Hardening your home against wildfires
Practical wildfire safety steps to protect your home, loved ones, and the wider community.
Harden your home to reduce wildfire threats
Preparing (hardening) your home for wildfire involves understanding the risks and taking proactive steps. Your home can be threatened by:
- Direct flames: Typically coming from a wildfire or a neighboring house
- Radiant heat: Typically coming from nearby burning objects
- Flying embers: Embers can be particularly destructive – capable of igniting homes up to a mile away.
Increase your home’s chances of survival when wildfire strikes by following our home hardening guidelines below.
Ways you can retrofit your home to increase wildfire-resistance:
Explore affordable retrofitting options to enhance your home’s defense against wildfires in California.
- Low-cost Retrofit List
- Wildfire Home Retrofit Guide
- Guía de Adaptación Viviendas en Caso de Incendios Forestales
Take our Wildfire Survey to get a custom checklist.
Home hardening strategies to improve wildfire resi
To increase your home’s chance of surviving a wildfire, consider the following home hardening strategies for every area of your property:
- Material choice: The roof is the most vulnerable part of your home. Homes with wood or shingle roofs are at high risk of being destroyed during a wildfire. Opt for composite, metal, clay, or tile roofing to resist fires.
- Ember sealing: Close off gaps under roof tiles and shingles to block wind-blown embers.
- Debris removal: Regularly clear leaves, pine needles, and other debris from the roof to prevent ignition.
- Mesh screening: Install 1/16-inch to 1/8-inch metal mesh over vents to block embers. Avoid fiberglass or plastic meshes, which can melt.
- Advanced venting: Consider installing ember- and flame-resistant vents, known as WUI vents, for enhanced protection.
Construction: Box in eaves using ignition-resistant or noncombustible materials to prevent ember entry.
- Dual-pane installation: Fit dual-paned windows with at least one tempered glass layer to withstand fire-induced breakage.
- Size consideration: Limit the size and number of windows facing large vegetation areas to reduce radiant heat exposure.

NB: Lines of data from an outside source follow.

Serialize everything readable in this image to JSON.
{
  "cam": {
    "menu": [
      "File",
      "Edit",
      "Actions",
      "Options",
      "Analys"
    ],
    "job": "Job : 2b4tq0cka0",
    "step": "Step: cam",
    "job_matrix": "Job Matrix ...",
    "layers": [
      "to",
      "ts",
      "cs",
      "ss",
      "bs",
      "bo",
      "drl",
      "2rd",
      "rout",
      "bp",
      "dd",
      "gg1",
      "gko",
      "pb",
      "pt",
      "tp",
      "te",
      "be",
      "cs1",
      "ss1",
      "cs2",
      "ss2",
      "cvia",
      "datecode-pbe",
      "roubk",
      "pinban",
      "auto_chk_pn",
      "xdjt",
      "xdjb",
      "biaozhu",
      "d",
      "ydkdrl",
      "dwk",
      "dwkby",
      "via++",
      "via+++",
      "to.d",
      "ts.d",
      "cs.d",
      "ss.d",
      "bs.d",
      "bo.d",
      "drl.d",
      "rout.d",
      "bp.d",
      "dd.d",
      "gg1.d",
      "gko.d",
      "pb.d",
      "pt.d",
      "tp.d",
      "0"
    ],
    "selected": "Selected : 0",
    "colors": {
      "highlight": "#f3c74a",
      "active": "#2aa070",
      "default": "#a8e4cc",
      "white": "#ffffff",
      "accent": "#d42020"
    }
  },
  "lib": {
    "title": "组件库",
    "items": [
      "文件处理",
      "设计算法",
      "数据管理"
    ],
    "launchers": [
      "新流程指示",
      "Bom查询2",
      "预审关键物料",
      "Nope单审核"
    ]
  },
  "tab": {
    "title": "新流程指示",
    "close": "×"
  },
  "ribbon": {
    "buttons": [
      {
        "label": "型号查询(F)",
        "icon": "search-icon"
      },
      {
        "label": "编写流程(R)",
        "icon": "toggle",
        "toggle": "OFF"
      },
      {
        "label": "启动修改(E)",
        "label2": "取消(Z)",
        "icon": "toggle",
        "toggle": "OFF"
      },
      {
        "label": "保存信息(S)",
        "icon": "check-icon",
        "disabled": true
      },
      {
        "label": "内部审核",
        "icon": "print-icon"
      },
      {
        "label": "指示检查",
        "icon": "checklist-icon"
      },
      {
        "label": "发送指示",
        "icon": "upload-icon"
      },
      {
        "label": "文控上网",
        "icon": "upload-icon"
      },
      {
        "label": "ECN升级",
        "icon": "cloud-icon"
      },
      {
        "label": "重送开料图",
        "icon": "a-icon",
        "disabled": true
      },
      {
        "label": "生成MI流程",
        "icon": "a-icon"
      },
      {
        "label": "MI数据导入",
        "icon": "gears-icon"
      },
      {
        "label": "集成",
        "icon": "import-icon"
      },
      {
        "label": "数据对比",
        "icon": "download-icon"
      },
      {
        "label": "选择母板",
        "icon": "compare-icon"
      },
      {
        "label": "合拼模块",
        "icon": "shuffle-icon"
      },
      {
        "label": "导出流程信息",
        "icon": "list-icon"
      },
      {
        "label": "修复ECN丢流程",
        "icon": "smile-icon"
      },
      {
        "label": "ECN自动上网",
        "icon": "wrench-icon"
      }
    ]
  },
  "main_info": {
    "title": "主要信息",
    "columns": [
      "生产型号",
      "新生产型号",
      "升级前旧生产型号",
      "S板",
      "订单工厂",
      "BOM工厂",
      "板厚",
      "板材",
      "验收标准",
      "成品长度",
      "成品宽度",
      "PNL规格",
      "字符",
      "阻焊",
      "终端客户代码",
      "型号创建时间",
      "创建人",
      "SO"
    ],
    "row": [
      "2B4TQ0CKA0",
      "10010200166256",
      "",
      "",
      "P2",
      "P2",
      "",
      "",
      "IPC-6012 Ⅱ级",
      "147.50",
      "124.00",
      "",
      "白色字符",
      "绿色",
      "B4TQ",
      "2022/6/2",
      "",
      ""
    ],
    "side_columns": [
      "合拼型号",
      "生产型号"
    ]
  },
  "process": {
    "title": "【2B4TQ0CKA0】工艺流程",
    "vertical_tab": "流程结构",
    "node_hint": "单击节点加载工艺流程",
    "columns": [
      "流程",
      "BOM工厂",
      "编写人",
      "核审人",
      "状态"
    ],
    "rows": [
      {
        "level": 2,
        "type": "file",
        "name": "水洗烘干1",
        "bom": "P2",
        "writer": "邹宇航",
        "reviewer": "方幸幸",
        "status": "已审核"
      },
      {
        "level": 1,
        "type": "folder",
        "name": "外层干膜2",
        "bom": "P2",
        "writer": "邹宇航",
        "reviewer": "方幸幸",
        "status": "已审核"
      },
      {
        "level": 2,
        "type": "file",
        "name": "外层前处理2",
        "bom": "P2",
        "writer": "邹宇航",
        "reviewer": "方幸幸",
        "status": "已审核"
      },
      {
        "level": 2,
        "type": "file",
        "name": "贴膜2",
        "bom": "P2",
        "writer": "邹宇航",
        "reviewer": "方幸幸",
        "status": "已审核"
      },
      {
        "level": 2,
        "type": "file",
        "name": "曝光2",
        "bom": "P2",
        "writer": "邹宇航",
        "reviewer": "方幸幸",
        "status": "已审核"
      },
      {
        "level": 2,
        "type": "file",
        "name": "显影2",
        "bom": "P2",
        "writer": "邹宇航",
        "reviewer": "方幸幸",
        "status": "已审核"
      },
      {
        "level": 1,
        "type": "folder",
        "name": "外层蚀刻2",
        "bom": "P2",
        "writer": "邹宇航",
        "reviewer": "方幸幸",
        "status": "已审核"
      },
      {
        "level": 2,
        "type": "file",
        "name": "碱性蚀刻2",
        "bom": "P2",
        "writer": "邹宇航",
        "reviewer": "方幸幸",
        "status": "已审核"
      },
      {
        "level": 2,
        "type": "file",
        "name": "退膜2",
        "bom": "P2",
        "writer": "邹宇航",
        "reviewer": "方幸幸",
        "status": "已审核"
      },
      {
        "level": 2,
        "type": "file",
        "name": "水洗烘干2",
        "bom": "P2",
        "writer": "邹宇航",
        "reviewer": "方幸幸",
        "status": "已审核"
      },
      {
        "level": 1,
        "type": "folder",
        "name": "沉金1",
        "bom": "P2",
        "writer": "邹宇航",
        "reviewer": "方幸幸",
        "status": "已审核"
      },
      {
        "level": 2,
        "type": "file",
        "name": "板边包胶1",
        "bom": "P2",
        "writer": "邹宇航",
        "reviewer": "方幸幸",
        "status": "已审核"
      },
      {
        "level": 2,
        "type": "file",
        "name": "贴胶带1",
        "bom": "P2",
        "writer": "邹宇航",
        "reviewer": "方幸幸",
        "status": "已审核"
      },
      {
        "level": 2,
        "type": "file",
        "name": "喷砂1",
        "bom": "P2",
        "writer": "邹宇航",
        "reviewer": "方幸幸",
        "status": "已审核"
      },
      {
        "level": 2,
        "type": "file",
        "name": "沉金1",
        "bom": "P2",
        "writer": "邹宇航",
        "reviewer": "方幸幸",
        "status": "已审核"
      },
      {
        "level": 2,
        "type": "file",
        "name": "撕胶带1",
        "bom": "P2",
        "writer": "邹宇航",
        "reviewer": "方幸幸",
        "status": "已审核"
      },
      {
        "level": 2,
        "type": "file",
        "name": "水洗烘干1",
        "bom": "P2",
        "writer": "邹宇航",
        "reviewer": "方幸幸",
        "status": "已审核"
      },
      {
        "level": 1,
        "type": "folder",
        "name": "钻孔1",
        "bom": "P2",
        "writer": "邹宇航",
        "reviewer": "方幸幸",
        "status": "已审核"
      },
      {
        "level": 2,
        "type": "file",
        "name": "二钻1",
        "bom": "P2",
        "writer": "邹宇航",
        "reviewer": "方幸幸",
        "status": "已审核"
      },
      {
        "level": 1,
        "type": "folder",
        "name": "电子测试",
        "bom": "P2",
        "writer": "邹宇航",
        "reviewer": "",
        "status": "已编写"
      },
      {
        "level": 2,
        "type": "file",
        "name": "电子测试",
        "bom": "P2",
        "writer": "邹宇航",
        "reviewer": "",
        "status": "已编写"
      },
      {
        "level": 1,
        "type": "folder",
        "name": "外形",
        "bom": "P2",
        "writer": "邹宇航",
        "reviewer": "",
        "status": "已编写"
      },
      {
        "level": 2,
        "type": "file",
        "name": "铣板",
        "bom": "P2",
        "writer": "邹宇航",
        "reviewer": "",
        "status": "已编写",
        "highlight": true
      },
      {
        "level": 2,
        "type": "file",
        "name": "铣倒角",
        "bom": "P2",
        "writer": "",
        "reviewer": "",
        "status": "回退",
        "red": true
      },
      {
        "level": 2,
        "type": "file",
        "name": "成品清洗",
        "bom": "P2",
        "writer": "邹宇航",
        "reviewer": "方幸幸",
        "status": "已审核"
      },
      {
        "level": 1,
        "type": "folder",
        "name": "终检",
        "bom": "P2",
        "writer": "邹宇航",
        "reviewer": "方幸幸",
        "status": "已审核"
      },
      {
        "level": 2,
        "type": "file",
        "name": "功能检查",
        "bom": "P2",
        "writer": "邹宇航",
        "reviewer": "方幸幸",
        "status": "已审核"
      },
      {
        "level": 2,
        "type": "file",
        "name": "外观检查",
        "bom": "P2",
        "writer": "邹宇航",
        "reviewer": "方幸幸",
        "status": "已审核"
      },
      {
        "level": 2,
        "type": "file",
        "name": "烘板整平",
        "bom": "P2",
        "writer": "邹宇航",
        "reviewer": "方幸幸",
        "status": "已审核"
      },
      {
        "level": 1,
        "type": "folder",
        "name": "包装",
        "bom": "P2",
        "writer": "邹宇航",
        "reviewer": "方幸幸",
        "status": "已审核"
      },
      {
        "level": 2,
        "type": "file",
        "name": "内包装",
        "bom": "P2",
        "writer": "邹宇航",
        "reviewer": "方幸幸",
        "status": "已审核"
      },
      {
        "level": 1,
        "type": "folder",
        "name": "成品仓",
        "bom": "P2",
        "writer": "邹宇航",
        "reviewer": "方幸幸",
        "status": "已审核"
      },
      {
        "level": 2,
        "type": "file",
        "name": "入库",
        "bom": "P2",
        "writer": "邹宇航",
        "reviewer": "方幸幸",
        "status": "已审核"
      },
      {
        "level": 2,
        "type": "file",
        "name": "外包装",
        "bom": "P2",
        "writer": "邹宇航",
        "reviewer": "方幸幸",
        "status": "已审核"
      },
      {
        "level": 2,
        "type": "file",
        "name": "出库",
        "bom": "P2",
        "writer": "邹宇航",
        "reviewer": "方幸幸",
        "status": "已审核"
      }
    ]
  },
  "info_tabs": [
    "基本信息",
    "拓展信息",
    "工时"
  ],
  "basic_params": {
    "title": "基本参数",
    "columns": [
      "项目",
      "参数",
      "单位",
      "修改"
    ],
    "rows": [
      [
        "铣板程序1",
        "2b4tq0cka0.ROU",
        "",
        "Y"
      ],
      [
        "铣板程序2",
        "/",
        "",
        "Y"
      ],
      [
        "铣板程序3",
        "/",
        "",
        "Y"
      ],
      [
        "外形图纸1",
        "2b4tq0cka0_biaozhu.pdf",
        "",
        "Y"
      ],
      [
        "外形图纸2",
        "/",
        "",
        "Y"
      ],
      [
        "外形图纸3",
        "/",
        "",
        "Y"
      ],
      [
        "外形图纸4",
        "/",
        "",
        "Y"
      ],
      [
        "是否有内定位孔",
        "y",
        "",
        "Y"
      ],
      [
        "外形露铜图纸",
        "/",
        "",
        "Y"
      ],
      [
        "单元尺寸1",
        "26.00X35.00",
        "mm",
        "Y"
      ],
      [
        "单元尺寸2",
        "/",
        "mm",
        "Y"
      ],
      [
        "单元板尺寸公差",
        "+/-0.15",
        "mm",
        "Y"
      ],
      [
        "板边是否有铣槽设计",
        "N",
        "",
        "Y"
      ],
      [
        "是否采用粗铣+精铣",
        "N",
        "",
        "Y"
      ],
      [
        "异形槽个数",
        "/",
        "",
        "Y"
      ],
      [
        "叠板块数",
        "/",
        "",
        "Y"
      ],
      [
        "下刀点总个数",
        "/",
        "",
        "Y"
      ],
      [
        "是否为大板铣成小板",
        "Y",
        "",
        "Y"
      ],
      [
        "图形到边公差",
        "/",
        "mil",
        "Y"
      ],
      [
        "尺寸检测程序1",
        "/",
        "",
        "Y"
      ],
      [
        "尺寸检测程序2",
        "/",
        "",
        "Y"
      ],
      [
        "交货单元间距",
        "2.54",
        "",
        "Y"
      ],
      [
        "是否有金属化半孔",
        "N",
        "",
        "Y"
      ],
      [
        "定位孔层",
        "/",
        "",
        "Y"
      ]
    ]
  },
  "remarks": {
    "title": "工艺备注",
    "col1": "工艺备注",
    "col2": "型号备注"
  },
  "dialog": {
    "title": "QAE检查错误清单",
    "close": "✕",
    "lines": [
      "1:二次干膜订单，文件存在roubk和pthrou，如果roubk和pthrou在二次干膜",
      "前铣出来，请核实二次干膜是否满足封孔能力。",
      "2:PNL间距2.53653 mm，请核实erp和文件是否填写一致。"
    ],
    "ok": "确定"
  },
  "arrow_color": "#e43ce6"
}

- Screen addition: Add screens to all operable windows to catch embers and reduce heat.
- Material selection: Avoid flammable siding. Preferred materials include stucco, fiber cement, or specially treated wood.
- Full coverage: Ensure the selected materials extend from the foundation to the roofline for comprehensive protection.
- Fire-resistant materials: Construct decks from ignition-resistant building materials* like composite.
- Under-deck clearing: Maintain an ember-resistant zone beneath decks by removing all flammable materials.
- Slope consideration: For decks extending over slopes, establish a defensible space below to deter flame ascent.
- Regular cleaning: Keep gutters free from plant debris to prevent ember ignition.
- Drip edge installation: Add a noncombustible metal drip edge to protect the roof’s edge from ember exposure.
- Gutter guards: Use noncombustible gutter covers to keep out debris and reduce maintenance.
Matching materials: Use the same ignition-resistant materials on patio covers as those on your roof.
- Chimney screening: Cover your chimney and stove pipe outlets with a non-flammable screen. Use metal screen material with openings no smaller than 3/8-inch and no larger than 1/2-inch to prevent embers from escaping and igniting a fire.
- Keep closed seasonally: Close the fireplace flue during wildfire season when the chimney is not being used.
- Emergency tools: Store a fire extinguisher and basic firefighting tools within easy reach.
- Power backup: Equip garage doors with battery backups to ensure functionality during power outages.
- Ember seals: Apply weather stripping around and under the garage door to block ember entry.
Material transition: Use noncombustible materials for the portion of the fence that connects to the house to prevent fire spread.
- Clearance maintenance: Keep a minimum of 10 feet of vegetation clearance on either side of driveways and access roads.
- Emergency access: Ensure gates open inward and are wide enough for emergency vehicles, and keep overhead branches trimmed.
Clear marking: Your home’s address should be easily visible from the street for quick identification by emergency responders.
- Hose availability: Install long garden hoses at your property that can reach all areas, including roofs and decks.
- Supplementary water sources: Consider installing pumps for pools or wells to increase water availability during fires.
*Note: “Ignition-resistant materials” are specially treated to resist ignition and slow burning when exposed to flames or embers, including noncombustible options and products approved by the State Fire Marshal.